It’s 08:15 and still a chilly 16 degrees C this morning. The skies are cloudy but it won’t be for long. Bring a fleece and throw it off later when the sun starts warming up. All aboard for a virtual game drive. We’re following our friends to see what we can find out there in the African bush!
Where are the animals hiding? Why aren’t the birds singing? It’s half past nine and we’ve seen nothing but trees, rocks and bush!
Oh no – what’s that trumpeting sound? Alec is calling on the Walkie Talkie, “Did you hear that? My heart nearly stopped. Look up ahead.”
The Earl takes the mike, “He’s very relaxed. Just drive on past.
Listen to Alec’s reply, “Cathy says to wait till he goes further into the bush!”
Don’t worry, we won’t put your lives in danger. It’s okay to go now, he’s moved deeper into the bush! Always remember give elephants a wide berth – don’t upset them, they’re bigger than you!
There is no point continuing on this road. We took it to Phalaborwa gate on Friday and it was dead. Let’s get back onto the tar road and then turn right after the bridge and do some river loops.
Listen do you hear that? It’s a fish eagle and there she is. You’ll need to look through your binoculars
Wow, the tar road is finding us more animals. Alec has stopped up ahead. He’s seen a buffalo.
Look at the starling keeping close to the buffalo’s feet Why do you think she’s doing that?
It’s always worth stopping on a bridge. Cathy’s found something already,
Watch those swallows flying – oh look one has landed on the railing.
These swallows are resident in the Limpopo province all year round. They are always near water.
Oh look right down there on the bank of the river? Do you see those beautiful buck? They’re usually seen in rocky areas and they are very agile rock climbers. Their Afrikaans name, Klipspringer, means rock jumper. They’re away from their rocks because they’re thirsty and heading down for a drink.
The hamerkop will stand at the water’s edge and snatch prey from the water or the land. He will also probe in the mud for aquatic creatures but then he will wash his prey before eating it.
Okay, it’s time to move on. Alec goes first. Uh oh, what’s he seen now. “Road block ahead!”
We’re letting all the elephants cross over but they’re heading down the road we want to take. And they’ve got babies. It’s wise to give them a wide berth as they’re very protective of their young.

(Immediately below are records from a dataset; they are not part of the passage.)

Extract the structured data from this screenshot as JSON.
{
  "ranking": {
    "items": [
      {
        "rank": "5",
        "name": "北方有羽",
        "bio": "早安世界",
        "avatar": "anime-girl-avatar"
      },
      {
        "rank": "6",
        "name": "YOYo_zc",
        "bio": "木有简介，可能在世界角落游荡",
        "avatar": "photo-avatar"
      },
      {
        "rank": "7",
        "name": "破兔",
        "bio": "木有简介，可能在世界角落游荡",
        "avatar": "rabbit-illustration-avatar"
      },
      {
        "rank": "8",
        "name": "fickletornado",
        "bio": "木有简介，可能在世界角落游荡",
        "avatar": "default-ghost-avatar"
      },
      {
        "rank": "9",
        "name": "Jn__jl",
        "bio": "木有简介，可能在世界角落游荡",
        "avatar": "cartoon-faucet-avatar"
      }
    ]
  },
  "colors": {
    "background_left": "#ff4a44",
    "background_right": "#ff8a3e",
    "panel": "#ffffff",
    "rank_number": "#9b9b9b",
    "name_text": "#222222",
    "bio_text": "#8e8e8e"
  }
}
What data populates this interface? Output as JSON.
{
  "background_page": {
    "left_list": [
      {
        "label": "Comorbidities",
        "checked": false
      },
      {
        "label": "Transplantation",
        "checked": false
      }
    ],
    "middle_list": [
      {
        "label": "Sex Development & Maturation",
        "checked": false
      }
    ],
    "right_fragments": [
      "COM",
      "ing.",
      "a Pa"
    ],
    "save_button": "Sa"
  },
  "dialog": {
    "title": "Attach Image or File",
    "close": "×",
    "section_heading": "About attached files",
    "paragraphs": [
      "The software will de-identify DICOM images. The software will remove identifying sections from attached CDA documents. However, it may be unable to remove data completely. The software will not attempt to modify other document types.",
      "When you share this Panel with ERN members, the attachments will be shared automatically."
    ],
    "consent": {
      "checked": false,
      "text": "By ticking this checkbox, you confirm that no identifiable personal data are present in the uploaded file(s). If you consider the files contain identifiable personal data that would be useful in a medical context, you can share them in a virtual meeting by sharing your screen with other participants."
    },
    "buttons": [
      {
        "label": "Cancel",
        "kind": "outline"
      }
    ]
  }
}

Let’s just go very carefully down that road and hope they’re not blocking it.
We’ll just sneak slowly past and cross through the water. Hold tight as we negotiate the rough road across the river. Yes, Earl, I know you think it’s fun, but it won’t be funny having an elephant push you from behind!
Look over there. Terrapins sunning themselves on the flat rocks.
Here you can see why it’s called Letaba – the river of sand
Look over there on the river bank – some kudu. But the male is hiding and won’t pose for a photograph.
I hope you have enjoyed the morning drive.
It’s now after three-o’clock. Bring a packed snack for this afternoon’s birding drive. We’re taking the main road and then half the Mingerhout drive and back. We will stop for birds and creatures so have you binoculars ready. Alec and Cathy are driving to the bird hide. We won’t be in tandem this afternoon.
Wow there is a whole bird party here.
Wasn’t that fun seeing so many birds. It’s a pity we couldn’t get good photos of them all. Now let’s look down on the river to see what we can find. I think I see a grey heron.
Earl, are we going back now? Wait – those stones are moving. They’re not stones – they’re birds! They camouflage very well.
Let’s head back and see what Cathy and Alec have seen at the bird hide. Take a look at Cathy’s photos of the hippo’s entertainment.
Thanks for riding along with us once again. See you all tomorrow.